Inside Track on Dublin Web Summit - Start-up & Business Review
Upcoming SlideShare
Loading in...5
×
 

Inside Track on Dublin Web Summit - Start-up & Business Review

on

  • 349 views

On the ground 'comms correspondent' feature review of Europe's largest tech event, from a more start-up perspective. ...

On the ground 'comms correspondent' feature review of Europe's largest tech event, from a more start-up perspective.

__
#websummit #startup #dublin #techbiz #business #communicate #summit

Statistics

Views

Total Views
349
Views on SlideShare
327
Embed Views
22

Actions

Likes
1
Downloads
0
Comments
0

3 Embeds 22

https://twitter.com 16
http://www.slideee.com 4
https://www.linkedin.com 2

Accessibility

Categories

Upload Details

Uploaded via as Adobe PDF

Usage Rights

CC Attribution License

Report content

Flagged as inappropriate Flag as inappropriate
Flag as inappropriate

Select your reason for flagging this presentation as inappropriate.

Cancel
  • Full Name Full Name Comment goes here.
    Are you sure you want to
    Your message goes here
    Processing…
Post Comment
Edit your comment

Inside Track on Dublin Web Summit - Start-up & Business Review Inside Track on Dublin Web Summit - Start-up & Business Review Document Transcript

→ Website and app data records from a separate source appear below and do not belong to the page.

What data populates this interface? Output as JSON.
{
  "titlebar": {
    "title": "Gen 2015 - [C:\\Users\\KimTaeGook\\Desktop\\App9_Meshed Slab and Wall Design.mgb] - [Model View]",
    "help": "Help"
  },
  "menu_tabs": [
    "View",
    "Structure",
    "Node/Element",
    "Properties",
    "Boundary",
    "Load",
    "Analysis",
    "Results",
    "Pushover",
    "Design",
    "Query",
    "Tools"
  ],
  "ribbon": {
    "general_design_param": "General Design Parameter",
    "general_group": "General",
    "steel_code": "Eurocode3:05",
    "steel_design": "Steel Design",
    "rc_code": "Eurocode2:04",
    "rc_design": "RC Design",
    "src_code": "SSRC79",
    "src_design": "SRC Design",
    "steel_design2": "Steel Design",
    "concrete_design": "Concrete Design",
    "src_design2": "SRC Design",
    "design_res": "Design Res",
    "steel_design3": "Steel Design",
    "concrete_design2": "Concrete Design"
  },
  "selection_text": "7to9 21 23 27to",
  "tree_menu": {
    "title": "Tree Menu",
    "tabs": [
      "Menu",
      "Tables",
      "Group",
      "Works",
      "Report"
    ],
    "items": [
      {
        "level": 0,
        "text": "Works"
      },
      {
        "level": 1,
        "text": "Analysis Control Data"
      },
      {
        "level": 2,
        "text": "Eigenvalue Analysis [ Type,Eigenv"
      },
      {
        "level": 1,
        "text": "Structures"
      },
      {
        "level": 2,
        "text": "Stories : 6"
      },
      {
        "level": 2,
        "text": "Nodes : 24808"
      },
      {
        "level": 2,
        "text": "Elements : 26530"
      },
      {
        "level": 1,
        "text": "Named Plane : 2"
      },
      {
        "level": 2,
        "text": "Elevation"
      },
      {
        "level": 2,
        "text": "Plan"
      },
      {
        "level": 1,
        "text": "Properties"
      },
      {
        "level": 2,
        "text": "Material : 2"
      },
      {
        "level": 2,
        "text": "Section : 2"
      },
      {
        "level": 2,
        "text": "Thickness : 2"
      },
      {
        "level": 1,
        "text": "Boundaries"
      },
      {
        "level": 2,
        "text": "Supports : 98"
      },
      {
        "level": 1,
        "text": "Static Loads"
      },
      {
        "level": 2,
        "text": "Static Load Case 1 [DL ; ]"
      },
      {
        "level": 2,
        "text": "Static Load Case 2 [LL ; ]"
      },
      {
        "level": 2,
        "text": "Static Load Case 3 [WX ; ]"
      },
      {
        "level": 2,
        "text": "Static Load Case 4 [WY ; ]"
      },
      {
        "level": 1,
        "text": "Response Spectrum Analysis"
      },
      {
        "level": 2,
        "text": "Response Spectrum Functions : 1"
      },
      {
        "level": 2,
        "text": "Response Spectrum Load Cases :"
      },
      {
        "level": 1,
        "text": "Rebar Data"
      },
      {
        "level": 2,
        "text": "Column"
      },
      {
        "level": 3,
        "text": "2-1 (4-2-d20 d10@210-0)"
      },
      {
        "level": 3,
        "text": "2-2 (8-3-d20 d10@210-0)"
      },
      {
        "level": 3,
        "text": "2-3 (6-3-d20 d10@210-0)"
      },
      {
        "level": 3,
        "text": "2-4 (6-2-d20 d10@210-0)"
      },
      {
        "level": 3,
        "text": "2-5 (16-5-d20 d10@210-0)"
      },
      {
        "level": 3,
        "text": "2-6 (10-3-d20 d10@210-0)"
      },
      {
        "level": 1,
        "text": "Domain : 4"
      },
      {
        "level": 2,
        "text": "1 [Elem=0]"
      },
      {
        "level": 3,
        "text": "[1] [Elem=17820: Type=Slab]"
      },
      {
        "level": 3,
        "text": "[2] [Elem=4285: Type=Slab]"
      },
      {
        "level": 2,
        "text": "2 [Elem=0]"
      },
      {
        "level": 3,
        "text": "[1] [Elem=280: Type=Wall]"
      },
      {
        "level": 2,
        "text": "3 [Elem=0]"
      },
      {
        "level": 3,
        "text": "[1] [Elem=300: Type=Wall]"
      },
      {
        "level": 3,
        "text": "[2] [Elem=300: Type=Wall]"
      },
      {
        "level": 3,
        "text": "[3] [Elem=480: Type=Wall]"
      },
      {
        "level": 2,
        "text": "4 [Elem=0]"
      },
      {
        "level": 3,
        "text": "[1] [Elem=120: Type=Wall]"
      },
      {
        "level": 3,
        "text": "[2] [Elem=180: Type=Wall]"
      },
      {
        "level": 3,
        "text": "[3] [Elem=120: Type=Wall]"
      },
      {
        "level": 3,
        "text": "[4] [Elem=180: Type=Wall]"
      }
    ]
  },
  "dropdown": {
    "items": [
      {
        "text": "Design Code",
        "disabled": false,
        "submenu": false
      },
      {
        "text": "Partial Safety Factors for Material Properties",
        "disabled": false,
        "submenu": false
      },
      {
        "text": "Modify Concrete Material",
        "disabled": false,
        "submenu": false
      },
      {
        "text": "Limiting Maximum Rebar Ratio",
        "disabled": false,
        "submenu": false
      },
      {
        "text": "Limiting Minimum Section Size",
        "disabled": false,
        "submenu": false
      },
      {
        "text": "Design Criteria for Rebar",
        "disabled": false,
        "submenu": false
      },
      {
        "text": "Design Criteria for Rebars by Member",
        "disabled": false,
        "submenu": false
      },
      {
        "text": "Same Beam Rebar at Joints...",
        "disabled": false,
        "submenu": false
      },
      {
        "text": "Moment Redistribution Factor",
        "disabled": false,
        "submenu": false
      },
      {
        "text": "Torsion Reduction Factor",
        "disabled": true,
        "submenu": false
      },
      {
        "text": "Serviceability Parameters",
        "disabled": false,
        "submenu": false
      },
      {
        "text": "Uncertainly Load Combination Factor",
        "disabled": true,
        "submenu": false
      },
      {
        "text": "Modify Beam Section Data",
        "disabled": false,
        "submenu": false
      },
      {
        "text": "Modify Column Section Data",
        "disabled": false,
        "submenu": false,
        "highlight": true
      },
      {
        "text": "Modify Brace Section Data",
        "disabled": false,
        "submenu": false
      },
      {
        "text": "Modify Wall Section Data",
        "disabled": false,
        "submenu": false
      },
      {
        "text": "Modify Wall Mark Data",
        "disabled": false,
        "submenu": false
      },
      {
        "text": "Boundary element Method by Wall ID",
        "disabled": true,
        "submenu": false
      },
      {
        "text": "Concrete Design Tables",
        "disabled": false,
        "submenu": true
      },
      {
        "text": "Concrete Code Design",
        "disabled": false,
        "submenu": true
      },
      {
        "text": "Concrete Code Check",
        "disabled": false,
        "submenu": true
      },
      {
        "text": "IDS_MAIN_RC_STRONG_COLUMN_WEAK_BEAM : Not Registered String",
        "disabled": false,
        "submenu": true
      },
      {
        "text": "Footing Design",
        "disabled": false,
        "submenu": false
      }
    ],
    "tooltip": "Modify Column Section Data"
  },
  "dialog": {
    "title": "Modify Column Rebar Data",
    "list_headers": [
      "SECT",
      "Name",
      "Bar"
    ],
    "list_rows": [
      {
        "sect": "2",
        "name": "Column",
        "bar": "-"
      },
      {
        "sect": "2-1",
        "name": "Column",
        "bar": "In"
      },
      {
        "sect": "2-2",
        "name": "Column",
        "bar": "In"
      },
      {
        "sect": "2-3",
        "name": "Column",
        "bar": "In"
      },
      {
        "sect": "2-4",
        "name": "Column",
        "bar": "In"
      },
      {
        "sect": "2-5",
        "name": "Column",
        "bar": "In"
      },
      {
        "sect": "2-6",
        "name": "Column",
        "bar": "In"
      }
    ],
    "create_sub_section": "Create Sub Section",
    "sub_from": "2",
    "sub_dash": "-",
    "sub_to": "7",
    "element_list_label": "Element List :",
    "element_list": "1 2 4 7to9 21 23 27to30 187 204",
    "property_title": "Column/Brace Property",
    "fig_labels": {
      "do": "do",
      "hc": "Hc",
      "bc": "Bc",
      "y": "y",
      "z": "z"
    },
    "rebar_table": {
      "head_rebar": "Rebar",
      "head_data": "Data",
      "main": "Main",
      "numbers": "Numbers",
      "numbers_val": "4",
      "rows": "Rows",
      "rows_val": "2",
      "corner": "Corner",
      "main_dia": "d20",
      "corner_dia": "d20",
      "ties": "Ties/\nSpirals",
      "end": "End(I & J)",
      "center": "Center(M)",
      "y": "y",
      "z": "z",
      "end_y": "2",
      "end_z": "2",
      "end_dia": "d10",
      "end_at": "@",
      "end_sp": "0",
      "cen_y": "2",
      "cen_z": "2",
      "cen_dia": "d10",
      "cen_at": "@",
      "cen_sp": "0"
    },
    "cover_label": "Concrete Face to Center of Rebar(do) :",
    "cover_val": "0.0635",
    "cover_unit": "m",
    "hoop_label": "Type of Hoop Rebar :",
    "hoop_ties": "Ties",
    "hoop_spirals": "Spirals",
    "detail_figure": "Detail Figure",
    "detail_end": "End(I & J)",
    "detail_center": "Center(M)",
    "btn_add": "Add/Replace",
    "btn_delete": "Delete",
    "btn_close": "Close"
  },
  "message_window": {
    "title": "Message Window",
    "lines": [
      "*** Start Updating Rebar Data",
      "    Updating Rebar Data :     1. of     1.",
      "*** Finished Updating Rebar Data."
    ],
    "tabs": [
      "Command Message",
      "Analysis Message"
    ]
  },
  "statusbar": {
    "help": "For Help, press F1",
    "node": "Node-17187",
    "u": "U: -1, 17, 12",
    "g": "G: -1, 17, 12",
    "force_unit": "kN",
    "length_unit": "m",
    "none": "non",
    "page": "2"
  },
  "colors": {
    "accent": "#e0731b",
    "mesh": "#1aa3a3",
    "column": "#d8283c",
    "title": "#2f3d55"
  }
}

  • 35December 2013/ January 2014 Communicate Comms correspondent n T here’s a lot of well deserved attention towards this fourth Dublin Web Summit – record breaking attention. In terms of calibre and content, it was second to none. At the top end was the legendary Elon Musk and many other technorati all-stars. As one person said from the fair, you know you’re at a geek event when Elon Musk gets more attention than Bono. And yes, Bono was there too. Though as the ultimate tech event coup, Paddy and the lads (Irish Premier included) opened the NASDAQ exchange from the Summit, one of many notable firsts that week. What’s really interesting is that real news is coming out since too, with investment conversations coming to fruition, such as Spark of Genius Award winner SmartThings winning another $12m in investment, after getting $3m last year too. Why is the Summit useful, though? As Robert Scobbles aptly said, Paul McDonnell (@Paul_ Austin), aka Start-up Guy for the Summit, sifted through 6,500 applications, yet “...everyone’s treated like a rock star.” Irish Prime Minister Enda Kenny himself was on hand and not for just the photo shoot. He was around on and off over the two conference day, spotted walking the floors. This was testament to the organizing team and the Irish Government’s inward investment agencies Enterprise Ireland, the Industrial Development Authority. Also in active mode was the novel entity, Connect Ireland, which rewards citizens with cash bonuses for each new job they help create in Ireland. Add to that a buzzing party schedule. Rob Farhat – the Summit’s first artistic director – put together a brilliant Summit by Night programme aimed unashamedly at topping Austin’s SXSW legendary series of nights, with a distinctly Irish flavour. There was an amazing – included in fee – Food Summit offsite next door, with literally the best chefs in Ireland presenting most likely the best on-site catering at any tech conference, ever. Huge success. There was even a great and oversubscribed surfing and kite-surfing trip to Achill Island off Mayo. Execution is more important than ever in tech. Of all the speakers, the ever popular Gary Veynerchuk (@GaryVee) cut to the chase, saying we’re all marketing “like it’s 2009.” He held no punches when he said we don’t need any more fucking data and in the world, technology execution, work ethic and consistency will be the new differentiators. In the space of four short years, we’ve seen the Summit burst onto the tech scene as a formidable international tech conference, certainly punching above its weight. And with a rebrand from Web Summit to the Summit, the conference has its sights on a more inclusive, agnostic type of tech summit, transcending sector and uniting a bigger world of ideas and innovations from all around the web. On a final thought, I wanted to relay McDonnell’s great point about personalities and start-ups to running a business of any size or type: Just about everyone has to learn to overcome their fears or shynesses. The one thing they’ve learned is to overcome their nerves, to learn to sell their business and their product wares. So that’s the secret of the Summit’s success too. To not be too sure of yourself and to let your personality out to play once in a while as well. For the human game of technology will always rely on it. Hubert Grealish is strategy & communications partner at MPERA Mobile Media Hubert Grealish gives the inside track for start-ups from the Dublin Web Summit Keep it real